Australia could be in recession for the first time in 17 years by Christmas, financial services firm Goldman Sachs JBWere says.
September quarter economic indicators point to an ongoing deterioration in growth on the back of a very weak June quarter, Goldman's chief economist Tim Toohey said on Australia's ABC TV last night.
"We think it's quite likely that by the time Christmas rolls around, Australia will be in its first recession since this expansion began 17 years ago," he said.
But with more interest rate cuts on the horizon, any recession was likely to be relatively short by historical standards, he said.
He predicted a further cut in the official cash rate of 1.5 percentage points to 4.5 per cent by March 2009.
Borrowers could see more relief from the US markets allowing Australia banks to pass on most of the predicted rate cut, he said.
"There's a very important development that's occurring in terms of opening up of the commercial paper markets in the US. If those spreads start to come in, we actually do think that the spreads that matter for the banks or the banking system will in time start to come down as well."
The Australian federal government's A$10.4 billion (A$11.82 billion) spending package for pensioners, families and first home buyers - amounting to slightly less than one per cent of GDP - would make an impact from December.
"It starts really en masse on December 8 ... by then we think the economy ought to be slowing quite sharply," Toohey said.

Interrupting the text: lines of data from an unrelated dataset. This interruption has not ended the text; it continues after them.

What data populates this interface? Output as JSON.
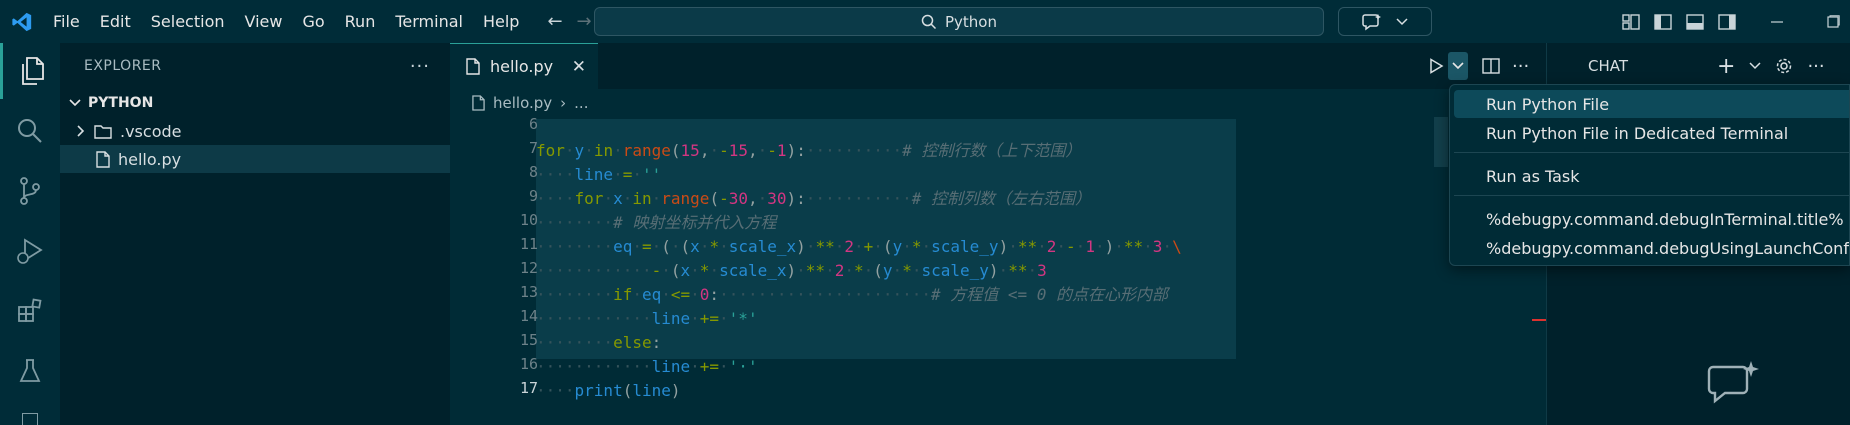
{
  "menu": [
    "File",
    "Edit",
    "Selection",
    "View",
    "Go",
    "Run",
    "Terminal",
    "Help"
  ],
  "search": {
    "label": "Python"
  },
  "sidebar": {
    "title": "EXPLORER",
    "section": "PYTHON",
    "items": [
      {
        "label": ".vscode",
        "type": "folder"
      },
      {
        "label": "hello.py",
        "type": "file"
      }
    ]
  },
  "editor": {
    "tab_label": "hello.py",
    "breadcrumb_file": "hello.py",
    "breadcrumb_more": "...",
    "line_numbers": [
      "6",
      "7",
      "8",
      "9",
      "10",
      "11",
      "12",
      "13",
      "14",
      "15",
      "16",
      "17"
    ],
    "comments": {
      "l7": "# 控制行数（上下范围）",
      "l9": "# 控制列数（左右范围）",
      "l10": "# 映射坐标并代入方程",
      "l13": "# 方程值 <= 0 的点在心形内部"
    }
  },
  "run_menu": {
    "items": [
      "Run Python File",
      "Run Python File in Dedicated Terminal",
      "Run as Task",
      "%debugpy.command.debugInTerminal.title%",
      "%debugpy.command.debugUsingLaunchConfig.title%"
    ]
  },
  "chat": {
    "title": "CHAT"
  },
  "colors": {
    "accent": "#2aa198",
    "keyword": "#859900",
    "variable": "#268bd2",
    "function": "#cb4b16",
    "number": "#d33682",
    "comment": "#586e75"
  }
}
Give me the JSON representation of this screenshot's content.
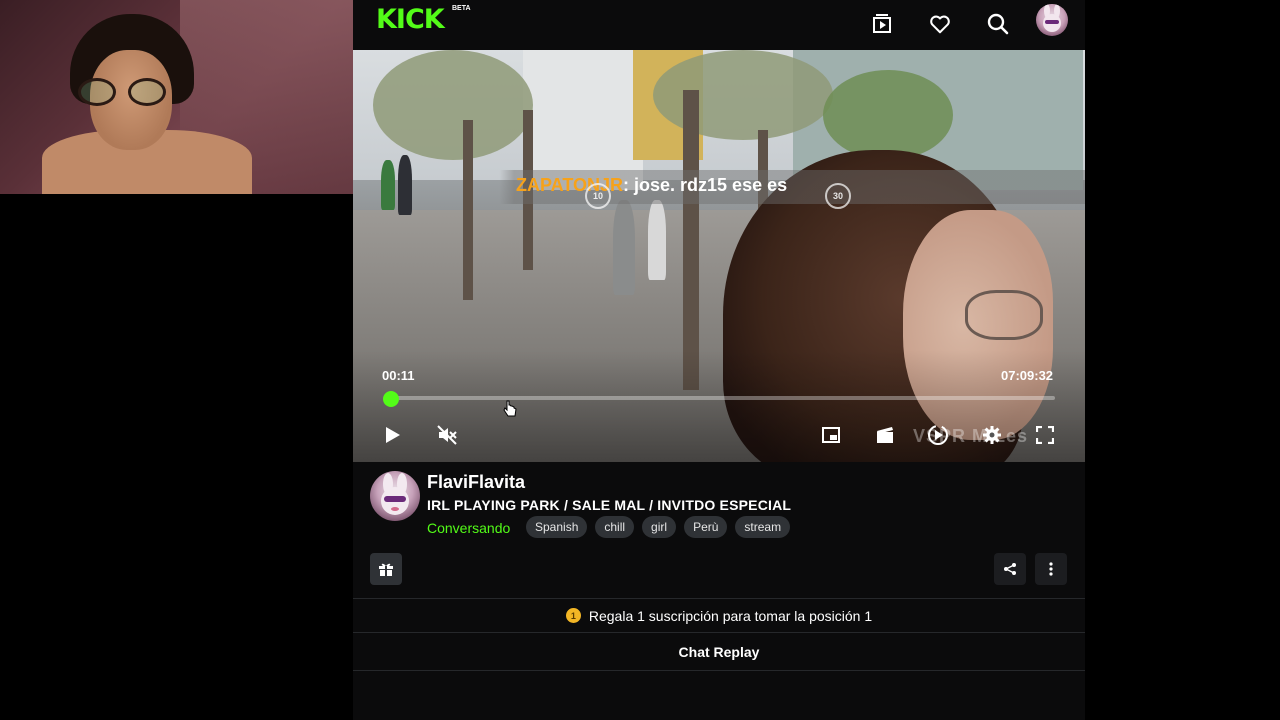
{
  "brand": {
    "logo_text": "KICK",
    "beta_label": "BETA",
    "accent_color": "#53fc18"
  },
  "topbar": {
    "icons": [
      "following-icon",
      "heart-icon",
      "search-icon",
      "user-avatar"
    ]
  },
  "player": {
    "chat_overlay": {
      "username": "ZAPATONJR",
      "message": ": jose. rdz15 ese es"
    },
    "skip_back_label": "10",
    "skip_forward_label": "30",
    "current_time": "00:11",
    "duration": "07:09:32",
    "progress_fraction": 0.0004,
    "watermark": "VSPR M Les"
  },
  "stream": {
    "channel_name": "FlaviFlavita",
    "title": "IRL PLAYING PARK / SALE MAL / INVITDO ESPECIAL",
    "category": "Conversando",
    "tags": [
      "Spanish",
      "chill",
      "girl",
      "Perù",
      "stream"
    ]
  },
  "gift_banner": {
    "coin_label": "1",
    "text": "Regala 1 suscripción para tomar la posición 1"
  },
  "chat": {
    "title": "Chat Replay"
  }
}
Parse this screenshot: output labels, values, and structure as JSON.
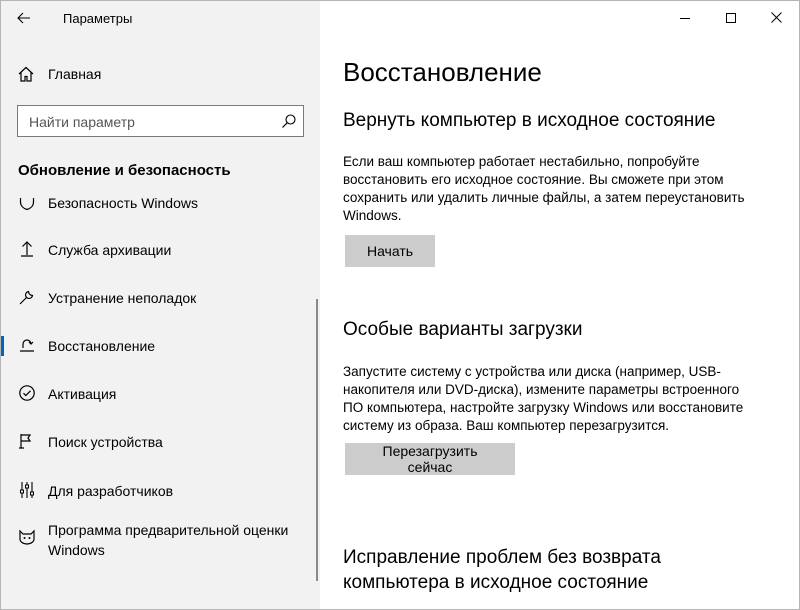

Goldman is also tipping business investment to be "slightly negative" during 2009.